Mexican Folklórico dancers with Sugar Skull makeup

Guided By Culture & Experience

Collectivism is a value that Citlali Gonzalez Trujillo Rios says was important to practice in her family when she was growing up. She recalls family dinners where each family member drank from the same cup.

This was a symbol to represent that although we are each individual, as a family, we are one.

Citlali is a first-generation Mexican-American who was raised in a culturally Mexican household and was taught the importance of her Mexican and indigenous heritage. Her parents always ensured that she and her brother celebrated Mexican Independence Day and heard stories like that of her great-great-uncle Emiliano Zapata, a Mexican revolution hero. She also grew up speaking Spanish and learned how to dance Mexican folklórico.

As a result of her parents’ efforts, Citlali is deeply in touch with her cultural heritage.

“My indigenous background is Aztec and Tlaxcalteca, and it is important to me that I know and learn about my indigenous culture.”

Citlali’s parents gave her and her brother Aztec names, and Citlali is also learning Nahuatl, the language of the Uto-Aztecan family, which is spoken in central and western Mexico. For Citlali, it’s crucial for her to know what she considers her true mother tongue.

Citlali’s favorite family tradition that she carries on to this day is participating in Día de Los Muertos.

“Not only is it a week-long celebration of remembering our loved ones that have passed – including cooking their favorite traditional dishes – but it also taught me that death is not bad.

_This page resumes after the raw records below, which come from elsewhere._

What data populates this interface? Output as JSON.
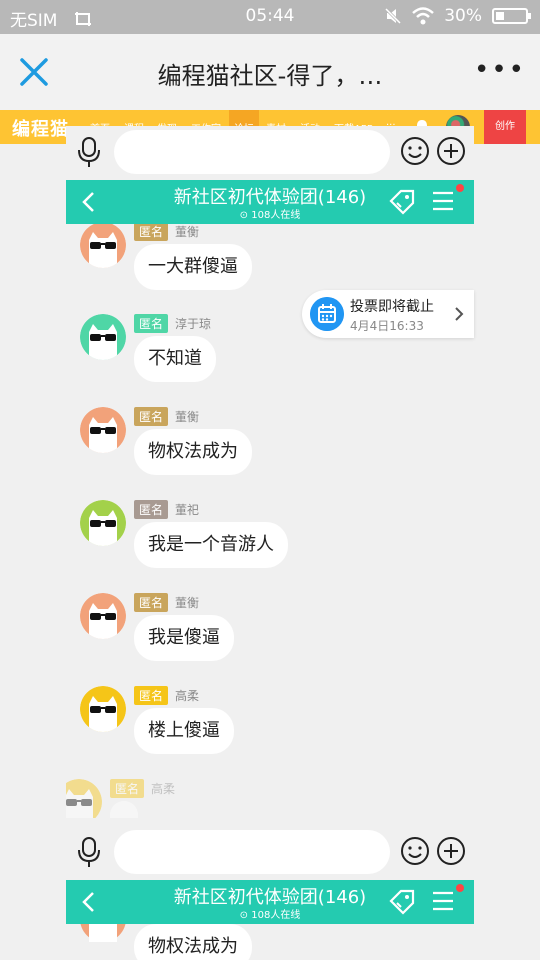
{
  "status_bar": {
    "carrier": "无SIM",
    "time": "05:44",
    "battery": "30%"
  },
  "browser": {
    "title": "编程猫社区-得了，…",
    "more": "•••"
  },
  "site_nav": {
    "logo": "编程猫",
    "items": [
      "首页",
      "课程",
      "发现",
      "工作室",
      "论坛",
      "素材",
      "活动",
      "下载APP",
      "···"
    ],
    "active_item": "论坛",
    "create": "创作"
  },
  "chat": {
    "group_title": "新社区初代体验团(146)",
    "online": "108人在线",
    "anon_badge": "匿名"
  },
  "vote": {
    "title": "投票即将截止",
    "time": "4月4日16:33"
  },
  "messages": [
    {
      "sender": "董衡",
      "text": "一大群傻逼"
    },
    {
      "sender": "淳于琼",
      "text": "不知道"
    },
    {
      "sender": "董衡",
      "text": "物权法成为"
    },
    {
      "sender": "董祀",
      "text": "我是一个音游人"
    },
    {
      "sender": "董衡",
      "text": "我是傻逼"
    },
    {
      "sender": "高柔",
      "text": "楼上傻逼"
    },
    {
      "sender": "高柔",
      "text": ""
    }
  ],
  "bottom_preview": {
    "text": "物权法成为"
  },
  "colors": {
    "accent_teal": "#24cbb0",
    "site_yellow": "#fec433",
    "create_red": "#ee4444"
  },
  "icons": [
    "close-icon",
    "more-icon",
    "bell-icon",
    "mic-icon",
    "emoji-icon",
    "plus-icon",
    "back-icon",
    "tag-icon",
    "menu-icon",
    "calendar-icon",
    "chevron-right-icon"
  ]
}
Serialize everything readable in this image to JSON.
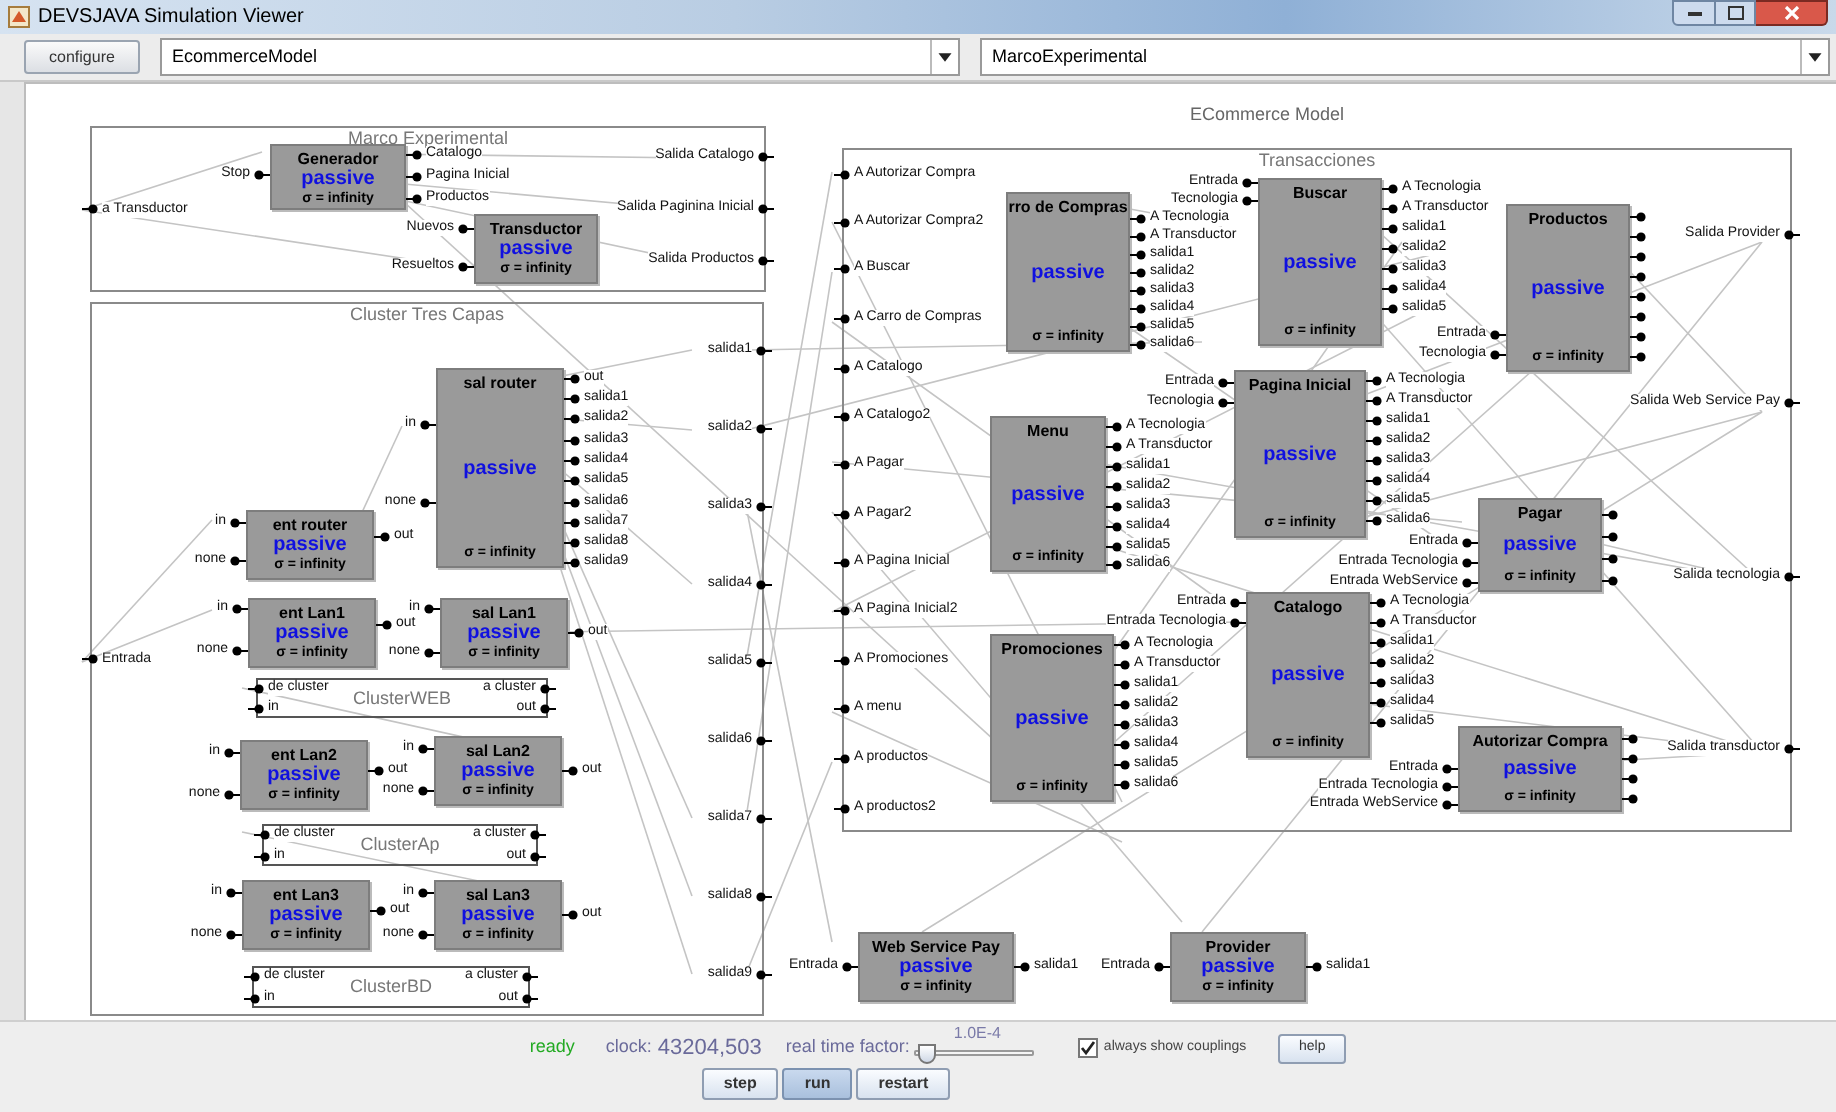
{
  "window": {
    "title": "DEVSJAVA Simulation Viewer"
  },
  "toolbar": {
    "configure_button": "configure",
    "model_select": "EcommerceModel",
    "component_select": "MarcoExperimental"
  },
  "diagram": {
    "title": "ECommerce Model",
    "coupled_models": [
      {
        "title": "Marco Experimental",
        "in_ports": [
          "a Transductor"
        ],
        "out_ports": [
          "Salida Catalogo",
          "Salida Paginina Inicial",
          "Salida Productos"
        ]
      },
      {
        "title": "Cluster Tres Capas",
        "in_ports": [
          "Entrada"
        ],
        "out_ports": [
          "salida1",
          "salida2",
          "salida3",
          "salida4",
          "salida5",
          "salida6",
          "salida7",
          "salida8",
          "salida9"
        ]
      },
      {
        "title": "ClusterWEB",
        "in_ports": [
          "de cluster",
          "in"
        ],
        "out_ports": [
          "a cluster",
          "out"
        ]
      },
      {
        "title": "ClusterAp",
        "in_ports": [
          "de cluster",
          "in"
        ],
        "out_ports": [
          "a cluster",
          "out"
        ]
      },
      {
        "title": "ClusterBD",
        "in_ports": [
          "de cluster",
          "in"
        ],
        "out_ports": [
          "a cluster",
          "out"
        ]
      },
      {
        "title": "Transacciones",
        "in_ports": [
          "A Autorizar Compra",
          "A Autorizar Compra2",
          "A Buscar",
          "A Carro de Compras",
          "A Catalogo",
          "A Catalogo2",
          "A Pagar",
          "A Pagar2",
          "A Pagina Inicial",
          "A Pagina Inicial2",
          "A Promociones",
          "A menu",
          "A productos",
          "A productos2"
        ],
        "out_ports": [
          "Salida Provider",
          "Salida Web Service Pay",
          "Salida tecnologia",
          "Salida transductor"
        ]
      }
    ],
    "atomic_models": [
      {
        "name": "Generador",
        "phase": "passive",
        "sigma": "σ = infinity",
        "in_ports": [
          "Stop"
        ],
        "out_ports": [
          "Catalogo",
          "Pagina Inicial",
          "Productos"
        ]
      },
      {
        "name": "Transductor",
        "phase": "passive",
        "sigma": "σ = infinity",
        "in_ports": [
          "Nuevos",
          "Resueltos"
        ]
      },
      {
        "name": "sal router",
        "phase": "passive",
        "sigma": "σ = infinity",
        "in_ports": [
          "in",
          "none"
        ],
        "out_ports": [
          "out",
          "salida1",
          "salida2",
          "salida3",
          "salida4",
          "salida5",
          "salida6",
          "salida7",
          "salida8",
          "salida9"
        ]
      },
      {
        "name": "ent router",
        "phase": "passive",
        "sigma": "σ = infinity",
        "in_ports": [
          "in",
          "none"
        ],
        "out_ports": [
          "out"
        ]
      },
      {
        "name": "ent Lan1",
        "phase": "passive",
        "sigma": "σ = infinity",
        "in_ports": [
          "in",
          "none"
        ],
        "out_ports": [
          "out"
        ]
      },
      {
        "name": "sal Lan1",
        "phase": "passive",
        "sigma": "σ = infinity",
        "in_ports": [
          "in",
          "none"
        ],
        "out_ports": [
          "out"
        ]
      },
      {
        "name": "ent Lan2",
        "phase": "passive",
        "sigma": "σ = infinity",
        "in_ports": [
          "in",
          "none"
        ],
        "out_ports": [
          "out"
        ]
      },
      {
        "name": "sal Lan2",
        "phase": "passive",
        "sigma": "σ = infinity",
        "in_ports": [
          "in",
          "none"
        ],
        "out_ports": [
          "out"
        ]
      },
      {
        "name": "ent Lan3",
        "phase": "passive",
        "sigma": "σ = infinity",
        "in_ports": [
          "in",
          "none"
        ],
        "out_ports": [
          "out"
        ]
      },
      {
        "name": "sal Lan3",
        "phase": "passive",
        "sigma": "σ = infinity",
        "in_ports": [
          "in",
          "none"
        ],
        "out_ports": [
          "out"
        ]
      },
      {
        "name": "rro de Compras",
        "phase": "passive",
        "sigma": "σ = infinity",
        "out_ports": [
          "A Tecnologia",
          "A Transductor",
          "salida1",
          "salida2",
          "salida3",
          "salida4",
          "salida5",
          "salida6"
        ]
      },
      {
        "name": "Buscar",
        "phase": "passive",
        "sigma": "σ = infinity",
        "in_ports": [
          "Entrada",
          "Tecnologia"
        ],
        "out_ports": [
          "A Tecnologia",
          "A Transductor",
          "salida1",
          "salida2",
          "salida3",
          "salida4",
          "salida5"
        ]
      },
      {
        "name": "Productos",
        "phase": "passive",
        "sigma": "σ = infinity",
        "in_ports": [
          "Entrada",
          "Tecnologia"
        ],
        "out_ports": [
          {
            "kind": "bare"
          },
          {
            "kind": "bare"
          },
          {
            "kind": "bare"
          },
          {
            "kind": "bare"
          },
          {
            "kind": "bare"
          },
          {
            "kind": "bare"
          },
          {
            "kind": "bare"
          },
          {
            "kind": "bare"
          }
        ]
      },
      {
        "name": "Pagina Inicial",
        "phase": "passive",
        "sigma": "σ = infinity",
        "in_ports": [
          "Entrada",
          "Tecnologia"
        ],
        "out_ports": [
          "A Tecnologia",
          "A Transductor",
          "salida1",
          "salida2",
          "salida3",
          "salida4",
          "salida5",
          "salida6"
        ]
      },
      {
        "name": "Menu",
        "phase": "passive",
        "sigma": "σ = infinity",
        "out_ports": [
          "A Tecnologia",
          "A Transductor",
          "salida1",
          "salida2",
          "salida3",
          "salida4",
          "salida5",
          "salida6"
        ]
      },
      {
        "name": "Pagar",
        "phase": "passive",
        "sigma": "σ = infinity",
        "in_ports": [
          "Entrada",
          "Entrada Tecnologia",
          "Entrada WebService"
        ],
        "out_ports": [
          {
            "kind": "bare"
          },
          {
            "kind": "bare"
          },
          {
            "kind": "bare"
          },
          {
            "kind": "bare"
          }
        ]
      },
      {
        "name": "Catalogo",
        "phase": "passive",
        "sigma": "σ = infinity",
        "in_ports": [
          "Entrada",
          "Entrada Tecnologia"
        ],
        "out_ports": [
          "A Tecnologia",
          "A Transductor",
          "salida1",
          "salida2",
          "salida3",
          "salida4",
          "salida5"
        ]
      },
      {
        "name": "Promociones",
        "phase": "passive",
        "sigma": "σ = infinity",
        "out_ports": [
          "A Tecnologia",
          "A Transductor",
          "salida1",
          "salida2",
          "salida3",
          "salida4",
          "salida5",
          "salida6"
        ]
      },
      {
        "name": "Autorizar Compra",
        "phase": "passive",
        "sigma": "σ = infinity",
        "in_ports": [
          "Entrada",
          "Entrada Tecnologia",
          "Entrada WebService"
        ],
        "out_ports": [
          {
            "kind": "bare"
          },
          {
            "kind": "bare"
          },
          {
            "kind": "bare"
          },
          {
            "kind": "bare"
          }
        ]
      },
      {
        "name": "Web Service Pay",
        "phase": "passive",
        "sigma": "σ = infinity",
        "in_ports": [
          "Entrada"
        ],
        "out_ports": [
          "salida1"
        ]
      },
      {
        "name": "Provider",
        "phase": "passive",
        "sigma": "σ = infinity",
        "in_ports": [
          "Entrada"
        ],
        "out_ports": [
          "salida1"
        ]
      }
    ]
  },
  "status_bar": {
    "status": "ready",
    "clock_label": "clock:",
    "clock_value": "43204,503",
    "rate_label": "real time factor:",
    "rate_value": "1.0E-4",
    "rate_slider": {
      "level": 0.05
    },
    "couplings_checkbox": {
      "label": "always show couplings",
      "checked": true
    },
    "help_button": "help",
    "buttons": [
      {
        "label": "step",
        "selected": false
      },
      {
        "label": "run",
        "selected": true
      },
      {
        "label": "restart",
        "selected": false
      }
    ]
  }
}
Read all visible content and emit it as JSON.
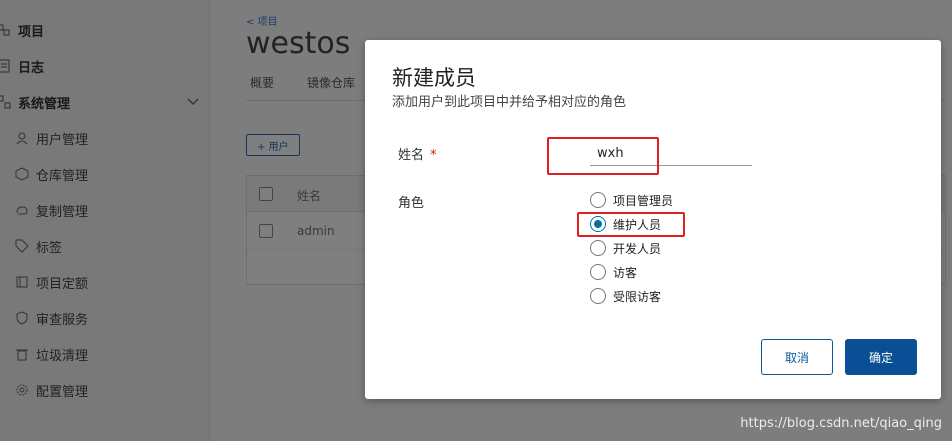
{
  "sidebar": {
    "items": [
      {
        "label": "项目",
        "icon": "projects-icon"
      },
      {
        "label": "日志",
        "icon": "logs-icon"
      },
      {
        "label": "系统管理",
        "icon": "admin-icon"
      }
    ],
    "sub_items": [
      {
        "label": "用户管理",
        "icon": "users-icon"
      },
      {
        "label": "仓库管理",
        "icon": "registry-icon"
      },
      {
        "label": "复制管理",
        "icon": "replication-icon"
      },
      {
        "label": "标签",
        "icon": "tag-icon"
      },
      {
        "label": "项目定额",
        "icon": "quota-icon"
      },
      {
        "label": "审查服务",
        "icon": "shield-icon"
      },
      {
        "label": "垃圾清理",
        "icon": "trash-icon"
      },
      {
        "label": "配置管理",
        "icon": "gear-icon"
      }
    ]
  },
  "project": {
    "back_link": "< 项目",
    "title": "westos",
    "tabs": [
      "概要",
      "镜像仓库"
    ],
    "add_user_button": "+ 用户",
    "table_header": "姓名",
    "table_rows": [
      "admin"
    ]
  },
  "modal": {
    "title": "新建成员",
    "subtitle": "添加用户到此项目中并给予相对应的角色",
    "name_label": "姓名",
    "required_mark": "*",
    "name_value": "wxh",
    "role_label": "角色",
    "roles": [
      "项目管理员",
      "维护人员",
      "开发人员",
      "访客",
      "受限访客"
    ],
    "selected_role": "维护人员",
    "cancel_label": "取消",
    "ok_label": "确定"
  },
  "watermark": "https://blog.csdn.net/qiao_qing",
  "colors": {
    "accent": "#0a4f95",
    "highlight": "#e02020",
    "radio": "#0072a3"
  }
}
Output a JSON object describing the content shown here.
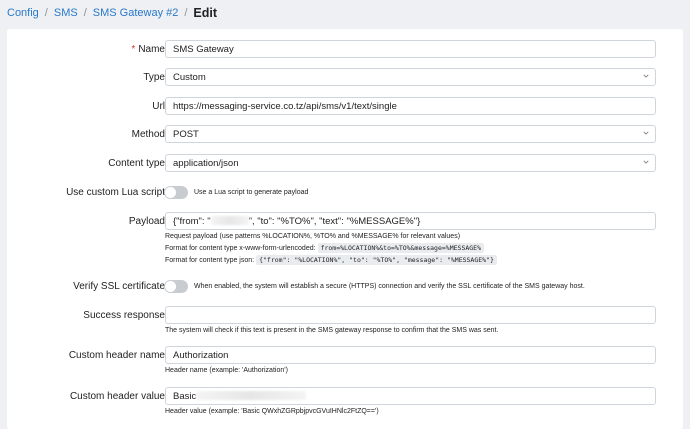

Yes, you mourn for the ones you lost, but most importantly, you celebrate them by telling their stories.”

Citlali Gonzalez Trujillo Rios standing in traditional clothing on the beach

Citlali Gonzalez Trujillo Rios

Citlali Gonzalez Trujillo Rios as a child dressed in traditional clothing

Citlali as a young girl

Citlali is passionate about representing her people and advocating for and helping minorities. She says her interest in advocacy sparked from taking her own culture wherever she went.

“Growing up and learning about my Mexican and indigenous culture, I also learned about the injustices through my own experience and those of others. I was regularly told to speak English only and asked if I had a nickname. The understanding of how important my own culture was pushed me to learn about the cultures of others and the difficulties other minorities face.” 

Citlali is a Communication student in the College of Social and Behavioral Sciences, and she has her sights set on law school after she graduates with her bachelor’s this coming fall. 

“Receiving a communication degree is a stepping stone to law school. I can use the skills I learn to help others use their voices and tell their stories. We have to actively listen to those around us before we can help to create change.”

Citlali’s husband is in the military, and the couple currently lives in Okinawa, Japan, where Citlali’s husband is stationed. Citlali says it has been an unforgettable experience interacting with Japanese and Okinawan cultures. 

“What helped me acclimate the most was that I quickly learned that Japan has respectful mannerisms similar to Mexican culture due to both being collective cultures, so it helped make me feel at home.”